There are plenty of technical analysts calling for the beginning of a bear market after the past couple weeks of heavy volume selling. I'm certainly open to that possibility as I always respect price support breakdowns with accelerating volume. But the story behind the scenes isn't making a lot of sense and doesn't support that line of thinking. Typically, we see money flow away from aggressive sectors on a relative basis (vs. the benchmark S&P 500) before the plunge begins. The weakness recently, however, has been focused more on energy, materials and defensive groups, which is just plain odd. Bear markets can come in all shapes and sizes so I will definitely respect what's happened, but at the same time I will not be shocked if we magically resume the six year bull market once September is behind us. Compare how the aggressive sectors acted relative to the S&P 500 prior to the 2007 top to how they're acting now:
In 2007, both consumer discretionary and financials performed horribly BEFORE the S&P 500 topped. In other words, much of the smart money began rotating away from aggressive areas of the market prior to the recession that followed. And technology performed very poorly on a relative basis when the S&P 500 took its initial drop beginning in October 2007. Now fast forward to 2015 where we see consumer discretionary outperforming on a relative basis. The only true blemish with respect to the relative performance of aggressive sectors was a slight relative breakdown in industrials. A bear market generally tears apart aggressive areas of the market because those sectors are laden with high PE companies that typically free fall as PEs contract and GDP turns negative. The stock market always anticipates economic strength and/or weakness before it occurs.
But while the story behind the scenes doesn't make a lot of sense, I'm also watching our major indices and sectors struggle to clear rapidly-declining 20 day EMAs, a necessary first step to right this broken technical ship. Also, the Volatility Index (VIX) continues to print readings in the 20s and 30s two weeks after the initial selloff. During the brief V-bottom selling in October 2014, the VIX spiked above 30 but within just a few days retreated back to 15. On Friday, the VIX closed at 27.80 and reflects tremendous nervousness. Bears prey on fear and they've still got plenty to work with.
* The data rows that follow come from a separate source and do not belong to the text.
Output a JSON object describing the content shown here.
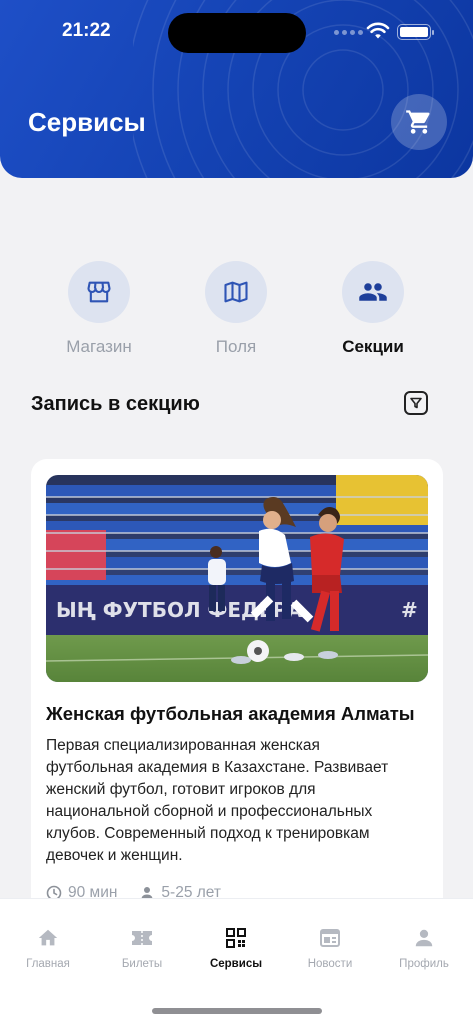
{
  "status_bar": {
    "time": "21:22"
  },
  "header": {
    "title": "Сервисы",
    "cart_icon": "cart-icon"
  },
  "categories": [
    {
      "label": "Магазин",
      "icon": "store-icon",
      "active": false
    },
    {
      "label": "Поля",
      "icon": "map-icon",
      "active": false
    },
    {
      "label": "Секции",
      "icon": "group-icon",
      "active": true
    }
  ],
  "section": {
    "title": "Запись в секцию",
    "filter_icon": "filter-icon"
  },
  "card": {
    "title": "Женская футбольная академия Алматы",
    "description": "Первая специализированная женская футбольная академия в Казахстане. Развивает женский футбол, готовит игроков для национальной сборной и профессиональных клубов. Современный подход к тренировкам девочек и женщин.",
    "duration": "90 мин",
    "age": "5-25 лет"
  },
  "tabbar": {
    "items": [
      {
        "label": "Главная",
        "icon": "home-icon",
        "active": false
      },
      {
        "label": "Билеты",
        "icon": "ticket-icon",
        "active": false
      },
      {
        "label": "Сервисы",
        "icon": "services-icon",
        "active": true
      },
      {
        "label": "Новости",
        "icon": "news-icon",
        "active": false
      },
      {
        "label": "Профиль",
        "icon": "profile-icon",
        "active": false
      }
    ]
  },
  "colors": {
    "brand": "#1544b5",
    "inactive": "#9aa0aa",
    "icon_bg": "#dde3f0",
    "icon_fg": "#2f55b5"
  }
}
My conclusion is this. We COULD be in a transitional phase from bull market to bear market given the short-term high volume breakdowns. So until we begin to clear falling 20 day EMAs and the VIX settles back down below 20, I'll remain extremely cautious. I will be prepared, though, to become much more aggressive on the long side if the 6+ year bull market resumes.